Required action: The full listing must be reproduced exactly as given.

Data excerpts:
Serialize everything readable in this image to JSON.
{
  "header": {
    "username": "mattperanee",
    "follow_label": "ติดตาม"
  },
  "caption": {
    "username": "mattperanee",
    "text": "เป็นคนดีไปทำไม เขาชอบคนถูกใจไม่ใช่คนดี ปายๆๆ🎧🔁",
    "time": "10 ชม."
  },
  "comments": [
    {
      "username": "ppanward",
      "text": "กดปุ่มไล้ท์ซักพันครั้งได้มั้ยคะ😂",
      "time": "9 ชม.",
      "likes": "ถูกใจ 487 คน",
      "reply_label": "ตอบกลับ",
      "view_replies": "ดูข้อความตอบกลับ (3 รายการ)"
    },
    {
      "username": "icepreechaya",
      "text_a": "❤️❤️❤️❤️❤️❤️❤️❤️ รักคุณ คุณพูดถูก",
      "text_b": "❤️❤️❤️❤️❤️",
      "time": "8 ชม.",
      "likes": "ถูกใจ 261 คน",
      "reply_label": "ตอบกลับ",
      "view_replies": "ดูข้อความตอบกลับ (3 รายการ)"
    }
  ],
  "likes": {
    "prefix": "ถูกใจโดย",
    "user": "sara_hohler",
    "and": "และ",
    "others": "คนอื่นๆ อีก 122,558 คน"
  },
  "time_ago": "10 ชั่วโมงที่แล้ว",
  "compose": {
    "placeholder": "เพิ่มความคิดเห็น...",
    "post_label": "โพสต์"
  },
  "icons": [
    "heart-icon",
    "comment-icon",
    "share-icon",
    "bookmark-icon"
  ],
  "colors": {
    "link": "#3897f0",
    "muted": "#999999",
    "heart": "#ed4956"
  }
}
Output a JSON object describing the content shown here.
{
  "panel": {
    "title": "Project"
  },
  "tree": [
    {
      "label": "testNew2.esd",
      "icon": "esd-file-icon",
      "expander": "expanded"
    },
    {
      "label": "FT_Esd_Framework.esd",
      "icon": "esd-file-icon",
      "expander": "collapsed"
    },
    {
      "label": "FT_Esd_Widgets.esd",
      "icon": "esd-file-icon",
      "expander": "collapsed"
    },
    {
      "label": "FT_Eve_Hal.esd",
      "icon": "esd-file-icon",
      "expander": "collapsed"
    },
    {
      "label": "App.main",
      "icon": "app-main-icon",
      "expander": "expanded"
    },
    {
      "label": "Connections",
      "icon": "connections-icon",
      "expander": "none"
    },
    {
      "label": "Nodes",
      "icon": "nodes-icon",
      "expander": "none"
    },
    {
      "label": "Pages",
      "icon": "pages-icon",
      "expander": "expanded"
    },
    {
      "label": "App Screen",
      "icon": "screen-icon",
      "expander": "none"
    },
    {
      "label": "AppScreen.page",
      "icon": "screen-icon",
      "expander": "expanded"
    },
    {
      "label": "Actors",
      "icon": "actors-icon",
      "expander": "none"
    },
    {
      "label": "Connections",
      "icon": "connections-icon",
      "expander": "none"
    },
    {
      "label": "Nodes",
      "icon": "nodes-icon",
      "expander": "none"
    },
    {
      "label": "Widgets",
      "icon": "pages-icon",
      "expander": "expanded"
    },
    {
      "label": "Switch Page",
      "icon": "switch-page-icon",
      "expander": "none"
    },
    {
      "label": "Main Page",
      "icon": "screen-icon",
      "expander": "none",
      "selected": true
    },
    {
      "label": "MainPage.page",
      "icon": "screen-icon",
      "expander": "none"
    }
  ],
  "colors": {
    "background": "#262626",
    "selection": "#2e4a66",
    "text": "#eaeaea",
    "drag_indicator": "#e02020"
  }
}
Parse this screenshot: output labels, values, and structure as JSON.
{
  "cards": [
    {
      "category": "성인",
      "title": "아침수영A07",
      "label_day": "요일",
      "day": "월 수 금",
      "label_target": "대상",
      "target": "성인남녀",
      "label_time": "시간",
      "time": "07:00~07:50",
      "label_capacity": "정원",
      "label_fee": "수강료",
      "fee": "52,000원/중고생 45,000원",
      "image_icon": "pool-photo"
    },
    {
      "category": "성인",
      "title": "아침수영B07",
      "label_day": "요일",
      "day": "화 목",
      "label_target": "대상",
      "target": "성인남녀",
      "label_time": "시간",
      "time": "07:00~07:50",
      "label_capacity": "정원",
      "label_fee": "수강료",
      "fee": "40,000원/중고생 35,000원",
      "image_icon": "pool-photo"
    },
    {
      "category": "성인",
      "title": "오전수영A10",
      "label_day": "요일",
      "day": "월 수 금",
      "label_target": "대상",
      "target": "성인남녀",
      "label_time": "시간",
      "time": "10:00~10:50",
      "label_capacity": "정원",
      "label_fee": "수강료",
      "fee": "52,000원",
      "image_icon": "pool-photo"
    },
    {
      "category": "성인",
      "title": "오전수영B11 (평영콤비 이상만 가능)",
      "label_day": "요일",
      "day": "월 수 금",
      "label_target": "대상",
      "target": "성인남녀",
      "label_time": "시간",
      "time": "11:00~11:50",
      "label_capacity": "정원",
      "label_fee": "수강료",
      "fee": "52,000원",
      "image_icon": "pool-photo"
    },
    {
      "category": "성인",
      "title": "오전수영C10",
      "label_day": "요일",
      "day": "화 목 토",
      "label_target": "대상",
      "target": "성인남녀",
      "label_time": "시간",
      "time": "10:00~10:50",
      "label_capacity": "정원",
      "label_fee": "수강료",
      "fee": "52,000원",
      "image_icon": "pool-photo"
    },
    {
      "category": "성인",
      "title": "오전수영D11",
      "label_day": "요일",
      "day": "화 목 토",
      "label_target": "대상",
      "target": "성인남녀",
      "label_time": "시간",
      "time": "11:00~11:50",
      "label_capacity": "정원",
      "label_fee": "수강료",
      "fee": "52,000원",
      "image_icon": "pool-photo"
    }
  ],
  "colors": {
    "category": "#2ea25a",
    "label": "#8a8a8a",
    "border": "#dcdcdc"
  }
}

Your solution:
Serialize everything readable in this image to JSON.
{
  "header": {
    "username": "mattperanee",
    "follow_label": "ติดตาม"
  },
  "caption": {
    "username": "mattperanee",
    "text": "เป็นคนดีไปทำไม เขาชอบคนถูกใจไม่ใช่คนดี ปายๆๆ🎧🔁",
    "time": "10 ชม."
  },
  "comments": [
    {
      "username": "ppanward",
      "text": "กดปุ่มไล้ท์ซักพันครั้งได้มั้ยคะ😂",
      "time": "9 ชม.",
      "likes": "ถูกใจ 487 คน",
      "reply_label": "ตอบกลับ",
      "view_replies": "ดูข้อความตอบกลับ (3 รายการ)"
    },
    {
      "username": "icepreechaya",
      "text_a": "❤️❤️❤️❤️❤️❤️❤️❤️ รักคุณ คุณพูดถูก",
      "text_b": "❤️❤️❤️❤️❤️",
      "time": "8 ชม.",
      "likes": "ถูกใจ 261 คน",
      "reply_label": "ตอบกลับ",
      "view_replies": "ดูข้อความตอบกลับ (3 รายการ)"
    }
  ],
  "likes": {
    "prefix": "ถูกใจโดย",
    "user": "sara_hohler",
    "and": "และ",
    "others": "คนอื่นๆ อีก 122,558 คน"
  },
  "time_ago": "10 ชั่วโมงที่แล้ว",
  "compose": {
    "placeholder": "เพิ่มความคิดเห็น...",
    "post_label": "โพสต์"
  },
  "icons": [
    "heart-icon",
    "comment-icon",
    "share-icon",
    "bookmark-icon"
  ],
  "colors": {
    "link": "#3897f0",
    "muted": "#999999",
    "heart": "#ed4956"
  }
}
Output a JSON object describing the content shown here.
{
  "panel": {
    "title": "Project"
  },
  "tree": [
    {
      "label": "testNew2.esd",
      "icon": "esd-file-icon",
      "expander": "expanded"
    },
    {
      "label": "FT_Esd_Framework.esd",
      "icon": "esd-file-icon",
      "expander": "collapsed"
    },
    {
      "label": "FT_Esd_Widgets.esd",
      "icon": "esd-file-icon",
      "expander": "collapsed"
    },
    {
      "label": "FT_Eve_Hal.esd",
      "icon": "esd-file-icon",
      "expander": "collapsed"
    },
    {
      "label": "App.main",
      "icon": "app-main-icon",
      "expander": "expanded"
    },
    {
      "label": "Connections",
      "icon": "connections-icon",
      "expander": "none"
    },
    {
      "label": "Nodes",
      "icon": "nodes-icon",
      "expander": "none"
    },
    {
      "label": "Pages",
      "icon": "pages-icon",
      "expander": "expanded"
    },
    {
      "label": "App Screen",
      "icon": "screen-icon",
      "expander": "none"
    },
    {
      "label": "AppScreen.page",
      "icon": "screen-icon",
      "expander": "expanded"
    },
    {
      "label": "Actors",
      "icon": "actors-icon",
      "expander": "none"
    },
    {
      "label": "Connections",
      "icon": "connections-icon",
      "expander": "none"
    },
    {
      "label": "Nodes",
      "icon": "nodes-icon",
      "expander": "none"
    },
    {
      "label": "Widgets",
      "icon": "pages-icon",
      "expander": "expanded"
    },
    {
      "label": "Switch Page",
      "icon": "switch-page-icon",
      "expander": "none"
    },
    {
      "label": "Main Page",
      "icon": "screen-icon",
      "expander": "none",
      "selected": true
    },
    {
      "label": "MainPage.page",
      "icon": "screen-icon",
      "expander": "none"
    }
  ],
  "colors": {
    "background": "#262626",
    "selection": "#2e4a66",
    "text": "#eaeaea",
    "drag_indicator": "#e02020"
  }
}
Parse this screenshot: output labels, values, and structure as JSON.
{
  "cards": [
    {
      "category": "성인",
      "title": "아침수영A07",
      "label_day": "요일",
      "day": "월 수 금",
      "label_target": "대상",
      "target": "성인남녀",
      "label_time": "시간",
      "time": "07:00~07:50",
      "label_capacity": "정원",
      "label_fee": "수강료",
      "fee": "52,000원/중고생 45,000원",
      "image_icon": "pool-photo"
    },
    {
      "category": "성인",
      "title": "아침수영B07",
      "label_day": "요일",
      "day": "화 목",
      "label_target": "대상",
      "target": "성인남녀",
      "label_time": "시간",
      "time": "07:00~07:50",
      "label_capacity": "정원",
      "label_fee": "수강료",
      "fee": "40,000원/중고생 35,000원",
      "image_icon": "pool-photo"
    },
    {
      "category": "성인",
      "title": "오전수영A10",
      "label_day": "요일",
      "day": "월 수 금",
      "label_target": "대상",
      "target": "성인남녀",
      "label_time": "시간",
      "time": "10:00~10:50",
      "label_capacity": "정원",
      "label_fee": "수강료",
      "fee": "52,000원",
      "image_icon": "pool-photo"
    },
    {
      "category": "성인",
      "title": "오전수영B11 (평영콤비 이상만 가능)",
      "label_day": "요일",
      "day": "월 수 금",
      "label_target": "대상",
      "target": "성인남녀",
      "label_time": "시간",
      "time": "11:00~11:50",
      "label_capacity": "정원",
      "label_fee": "수강료",
      "fee": "52,000원",
      "image_icon": "pool-photo"
    },
    {
      "category": "성인",
      "title": "오전수영C10",
      "label_day": "요일",
      "day": "화 목 토",
      "label_target": "대상",
      "target": "성인남녀",
      "label_time": "시간",
      "time": "10:00~10:50",
      "label_capacity": "정원",
      "label_fee": "수강료",
      "fee": "52,000원",
      "image_icon": "pool-photo"
    },
    {
      "category": "성인",
      "title": "오전수영D11",
      "label_day": "요일",
      "day": "화 목 토",
      "label_target": "대상",
      "target": "성인남녀",
      "label_time": "시간",
      "time": "11:00~11:50",
      "label_capacity": "정원",
      "label_fee": "수강료",
      "fee": "52,000원",
      "image_icon": "pool-photo"
    }
  ],
  "colors": {
    "category": "#2ea25a",
    "label": "#8a8a8a",
    "border": "#dcdcdc"
  }
}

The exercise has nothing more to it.